Lindsay Sakraida (DealNews)
@rampo Yeah what a bummer! The Netflix offer made it almost a no-brainer if you're already paying for that subscription. We'll update the feature.
Writer should do his research. It is not like airplay. It does not sling. It does pull video direct from the cloud with supported platforms such as YouTube or Netflix. But it is different from AirPlay or slinging.
Oops, Google is killing the Netflix deal. I doubt my order will be grandfathered in, so although $35 is still pretty cheap, time to reconsider.
I'm another Roku owner who has ordered one, mostly out of curiosity as I am totally happy with my Rokus. As amoszz noted, the 3 months of free Netflix streaming - which brings the ultimate cost of the device to about $11 - makes it awfully hard to resist.
It improves dramatically their prior Q idea. And I think most people are more comfortable with sending things from a tablet or phone than they are fumbling with another remote. And it appears to be about the simplest device of it's type. And the cheapest. All in all, a good option that will become a GREAT option once more apps support it AND once it supports sending local files to it a la Plex.
This isn't a streaming media's a wireless cable.
Lindsay Sakraida (DealNews)
@fostina1 That's fair, although what's the likelihood that someone who is interested in the Chromecast (or media streaming on their TV in general) doesn't actually already have at least one of those things at home?

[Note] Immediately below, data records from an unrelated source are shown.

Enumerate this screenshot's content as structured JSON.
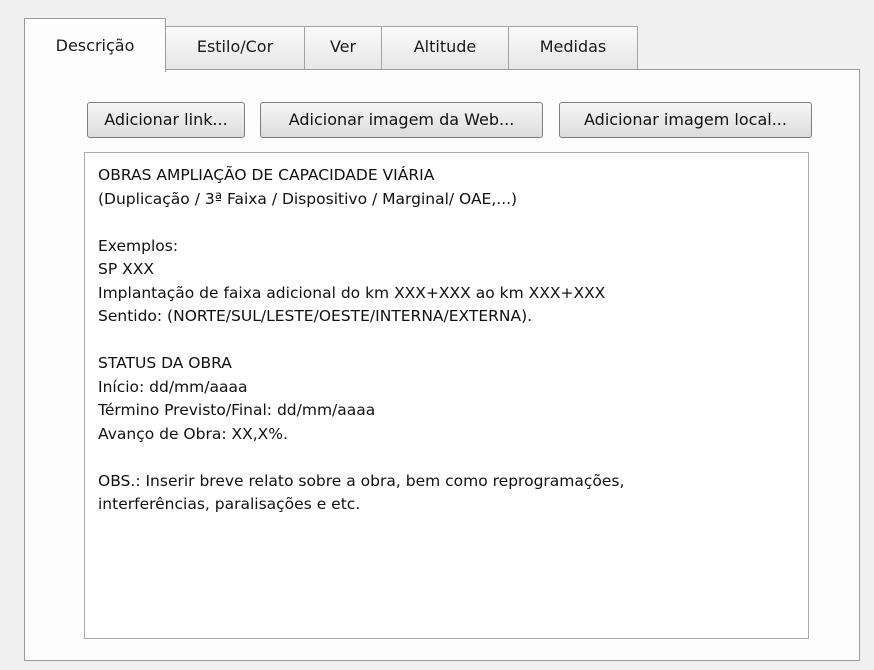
{
  "tabs": [
    {
      "label": "Descrição",
      "active": true
    },
    {
      "label": "Estilo/Cor",
      "active": false
    },
    {
      "label": "Ver",
      "active": false
    },
    {
      "label": "Altitude",
      "active": false
    },
    {
      "label": "Medidas",
      "active": false
    }
  ],
  "toolbar": {
    "add_link_label": "Adicionar link...",
    "add_web_image_label": "Adicionar imagem da Web...",
    "add_local_image_label": "Adicionar imagem local..."
  },
  "description": {
    "lines": [
      "OBRAS AMPLIAÇÃO DE CAPACIDADE VIÁRIA",
      "(Duplicação / 3ª Faixa / Dispositivo / Marginal/ OAE,...)",
      "",
      "Exemplos:",
      "SP XXX",
      "Implantação de faixa adicional do km XXX+XXX ao km XXX+XXX",
      "Sentido: (NORTE/SUL/LESTE/OESTE/INTERNA/EXTERNA).",
      "",
      "STATUS DA OBRA",
      "Início: dd/mm/aaaa",
      "Término Previsto/Final: dd/mm/aaaa",
      "Avanço de Obra: XX,X%.",
      "",
      "OBS.: Inserir breve relato sobre a obra, bem como reprogramações,",
      "interferências, paralisações e etc."
    ]
  }
}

I ordered one as soon as the announcement. Both of my TV's are "smart" and I already own a Roku but for $35 and 3 months of Netflix how could I not order one?
i wouldnt say it was the cheapest yet since it really wont work on its own. you still need a phone, tablet or pc.
LOVE IT! I am an Apple fan and have more iDevices than I care to admit, but AppleTV just missed the mark for me. I think this is a fantastic device and I can't wait to get one

I wonder though if certain content will be blocked though, like HULU.